── GIVEN RECORDS ──

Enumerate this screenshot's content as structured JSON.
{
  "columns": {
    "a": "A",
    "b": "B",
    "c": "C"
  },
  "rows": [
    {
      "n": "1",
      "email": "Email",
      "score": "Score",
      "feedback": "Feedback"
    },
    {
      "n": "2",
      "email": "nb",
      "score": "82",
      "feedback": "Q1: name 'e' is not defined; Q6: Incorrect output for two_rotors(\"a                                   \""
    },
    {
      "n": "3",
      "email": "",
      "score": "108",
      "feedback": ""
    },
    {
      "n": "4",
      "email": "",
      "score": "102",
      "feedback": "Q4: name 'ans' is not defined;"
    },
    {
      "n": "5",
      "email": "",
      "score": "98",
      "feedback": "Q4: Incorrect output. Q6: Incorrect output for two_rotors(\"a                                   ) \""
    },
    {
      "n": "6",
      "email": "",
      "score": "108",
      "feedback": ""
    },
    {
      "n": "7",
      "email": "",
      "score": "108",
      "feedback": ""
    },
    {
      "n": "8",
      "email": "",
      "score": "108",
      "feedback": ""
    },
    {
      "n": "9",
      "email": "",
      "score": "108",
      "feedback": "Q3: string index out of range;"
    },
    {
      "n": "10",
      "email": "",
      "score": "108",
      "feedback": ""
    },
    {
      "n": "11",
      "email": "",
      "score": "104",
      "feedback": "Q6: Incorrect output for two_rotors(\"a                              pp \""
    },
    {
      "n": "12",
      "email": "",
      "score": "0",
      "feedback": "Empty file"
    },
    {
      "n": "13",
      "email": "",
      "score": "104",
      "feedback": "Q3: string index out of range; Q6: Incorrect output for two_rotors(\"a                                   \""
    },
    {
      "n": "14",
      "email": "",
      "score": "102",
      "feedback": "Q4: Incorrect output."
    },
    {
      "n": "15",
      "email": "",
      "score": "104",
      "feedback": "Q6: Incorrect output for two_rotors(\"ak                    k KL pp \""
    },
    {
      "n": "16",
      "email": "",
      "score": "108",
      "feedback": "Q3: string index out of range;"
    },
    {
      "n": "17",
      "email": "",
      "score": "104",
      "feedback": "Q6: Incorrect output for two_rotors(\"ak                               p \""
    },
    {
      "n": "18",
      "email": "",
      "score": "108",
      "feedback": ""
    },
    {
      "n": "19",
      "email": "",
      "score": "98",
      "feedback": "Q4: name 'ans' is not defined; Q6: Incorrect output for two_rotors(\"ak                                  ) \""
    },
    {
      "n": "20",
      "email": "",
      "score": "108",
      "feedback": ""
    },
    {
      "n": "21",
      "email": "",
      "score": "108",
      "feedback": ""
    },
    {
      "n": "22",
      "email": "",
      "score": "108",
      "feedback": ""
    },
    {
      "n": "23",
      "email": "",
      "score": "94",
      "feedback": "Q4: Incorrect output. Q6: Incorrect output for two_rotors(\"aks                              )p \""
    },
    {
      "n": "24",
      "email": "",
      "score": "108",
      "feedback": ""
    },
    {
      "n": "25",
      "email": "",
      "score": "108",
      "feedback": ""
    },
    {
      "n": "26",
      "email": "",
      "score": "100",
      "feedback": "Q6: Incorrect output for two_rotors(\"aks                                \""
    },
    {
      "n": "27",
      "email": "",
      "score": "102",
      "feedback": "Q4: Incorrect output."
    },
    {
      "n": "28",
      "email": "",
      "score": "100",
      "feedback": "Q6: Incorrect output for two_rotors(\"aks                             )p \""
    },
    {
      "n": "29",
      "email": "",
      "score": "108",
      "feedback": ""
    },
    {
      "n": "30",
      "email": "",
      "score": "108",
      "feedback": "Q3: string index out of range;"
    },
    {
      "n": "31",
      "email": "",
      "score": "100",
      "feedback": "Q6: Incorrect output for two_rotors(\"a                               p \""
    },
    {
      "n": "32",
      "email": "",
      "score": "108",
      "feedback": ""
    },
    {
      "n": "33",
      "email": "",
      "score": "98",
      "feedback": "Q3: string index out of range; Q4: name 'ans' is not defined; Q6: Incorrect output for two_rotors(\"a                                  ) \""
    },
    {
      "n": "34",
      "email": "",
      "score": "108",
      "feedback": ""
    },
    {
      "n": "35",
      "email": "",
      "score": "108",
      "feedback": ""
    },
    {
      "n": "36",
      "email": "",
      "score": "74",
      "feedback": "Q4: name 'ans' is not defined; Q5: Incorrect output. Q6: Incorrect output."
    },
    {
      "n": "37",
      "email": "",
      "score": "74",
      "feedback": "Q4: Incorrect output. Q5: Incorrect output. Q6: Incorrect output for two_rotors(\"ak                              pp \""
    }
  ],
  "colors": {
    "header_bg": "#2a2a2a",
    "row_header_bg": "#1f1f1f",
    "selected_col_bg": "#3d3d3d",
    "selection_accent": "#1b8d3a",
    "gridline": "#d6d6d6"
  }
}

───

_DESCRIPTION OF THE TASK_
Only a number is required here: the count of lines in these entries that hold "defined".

_ANSWER BOX_
5